Task description:
Please filter the data down to the lines that include the word "field" and copy them.

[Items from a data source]
-.-.-

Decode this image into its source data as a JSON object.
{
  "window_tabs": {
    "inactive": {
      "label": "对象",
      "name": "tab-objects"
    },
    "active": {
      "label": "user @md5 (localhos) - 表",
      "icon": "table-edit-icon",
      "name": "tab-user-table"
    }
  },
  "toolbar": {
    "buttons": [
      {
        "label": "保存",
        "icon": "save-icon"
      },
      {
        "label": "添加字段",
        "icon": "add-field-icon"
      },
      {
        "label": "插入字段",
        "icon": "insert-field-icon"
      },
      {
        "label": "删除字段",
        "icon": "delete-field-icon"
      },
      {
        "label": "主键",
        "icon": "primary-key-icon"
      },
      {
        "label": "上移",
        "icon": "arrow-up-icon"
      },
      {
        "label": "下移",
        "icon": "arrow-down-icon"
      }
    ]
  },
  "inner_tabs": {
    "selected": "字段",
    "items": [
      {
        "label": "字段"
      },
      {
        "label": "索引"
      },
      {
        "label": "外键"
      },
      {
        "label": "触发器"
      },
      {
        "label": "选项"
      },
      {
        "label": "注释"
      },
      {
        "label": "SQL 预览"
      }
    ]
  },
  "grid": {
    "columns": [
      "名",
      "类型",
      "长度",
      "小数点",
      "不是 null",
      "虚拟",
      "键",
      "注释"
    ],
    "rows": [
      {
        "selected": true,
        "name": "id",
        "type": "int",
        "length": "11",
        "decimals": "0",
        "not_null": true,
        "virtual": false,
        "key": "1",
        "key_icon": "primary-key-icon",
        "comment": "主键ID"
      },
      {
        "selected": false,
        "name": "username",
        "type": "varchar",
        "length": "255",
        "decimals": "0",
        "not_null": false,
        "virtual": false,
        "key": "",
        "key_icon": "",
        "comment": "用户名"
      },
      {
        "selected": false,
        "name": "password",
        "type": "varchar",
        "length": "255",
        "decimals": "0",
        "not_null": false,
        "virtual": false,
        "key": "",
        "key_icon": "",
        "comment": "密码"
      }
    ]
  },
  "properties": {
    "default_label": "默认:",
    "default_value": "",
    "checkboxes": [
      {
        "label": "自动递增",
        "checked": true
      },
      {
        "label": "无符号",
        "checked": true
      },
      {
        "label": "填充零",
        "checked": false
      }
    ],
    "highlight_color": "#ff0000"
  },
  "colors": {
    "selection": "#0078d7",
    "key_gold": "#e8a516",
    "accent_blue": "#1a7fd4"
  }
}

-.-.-

Task output:
        "icon": "add-field-icon"
        "icon": "insert-field-icon"
        "icon": "delete-field-icon"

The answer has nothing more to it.